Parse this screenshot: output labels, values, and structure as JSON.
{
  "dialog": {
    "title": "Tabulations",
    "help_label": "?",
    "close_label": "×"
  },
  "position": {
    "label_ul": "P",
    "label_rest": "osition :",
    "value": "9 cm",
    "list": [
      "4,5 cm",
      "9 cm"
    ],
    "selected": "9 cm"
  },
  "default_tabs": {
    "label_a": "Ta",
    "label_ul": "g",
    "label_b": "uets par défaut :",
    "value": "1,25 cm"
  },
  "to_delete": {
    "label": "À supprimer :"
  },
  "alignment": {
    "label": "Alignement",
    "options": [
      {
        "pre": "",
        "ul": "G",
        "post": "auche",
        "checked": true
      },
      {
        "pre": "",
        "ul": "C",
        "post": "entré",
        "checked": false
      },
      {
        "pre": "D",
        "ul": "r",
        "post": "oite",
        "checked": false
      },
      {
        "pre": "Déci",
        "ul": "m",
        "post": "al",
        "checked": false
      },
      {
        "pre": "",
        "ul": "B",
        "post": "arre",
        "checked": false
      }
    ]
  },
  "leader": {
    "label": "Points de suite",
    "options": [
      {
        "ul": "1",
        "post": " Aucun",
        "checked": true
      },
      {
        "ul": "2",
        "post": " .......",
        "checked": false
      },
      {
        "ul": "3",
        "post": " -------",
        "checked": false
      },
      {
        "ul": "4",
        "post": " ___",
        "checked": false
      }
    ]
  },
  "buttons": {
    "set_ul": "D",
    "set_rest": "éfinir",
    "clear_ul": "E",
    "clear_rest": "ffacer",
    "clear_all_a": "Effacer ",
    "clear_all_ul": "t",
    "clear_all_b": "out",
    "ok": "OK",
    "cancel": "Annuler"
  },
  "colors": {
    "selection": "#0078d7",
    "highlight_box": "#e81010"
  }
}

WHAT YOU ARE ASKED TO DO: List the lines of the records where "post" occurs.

REPLY TO THE TASK:
        "post": "auche",
        "post": "entré",
        "post": "oite",
        "post": "al",
        "post": "arre",
        "post": " Aucun",
        "post": " .......",
        "post": " -------",
        "post": " ___",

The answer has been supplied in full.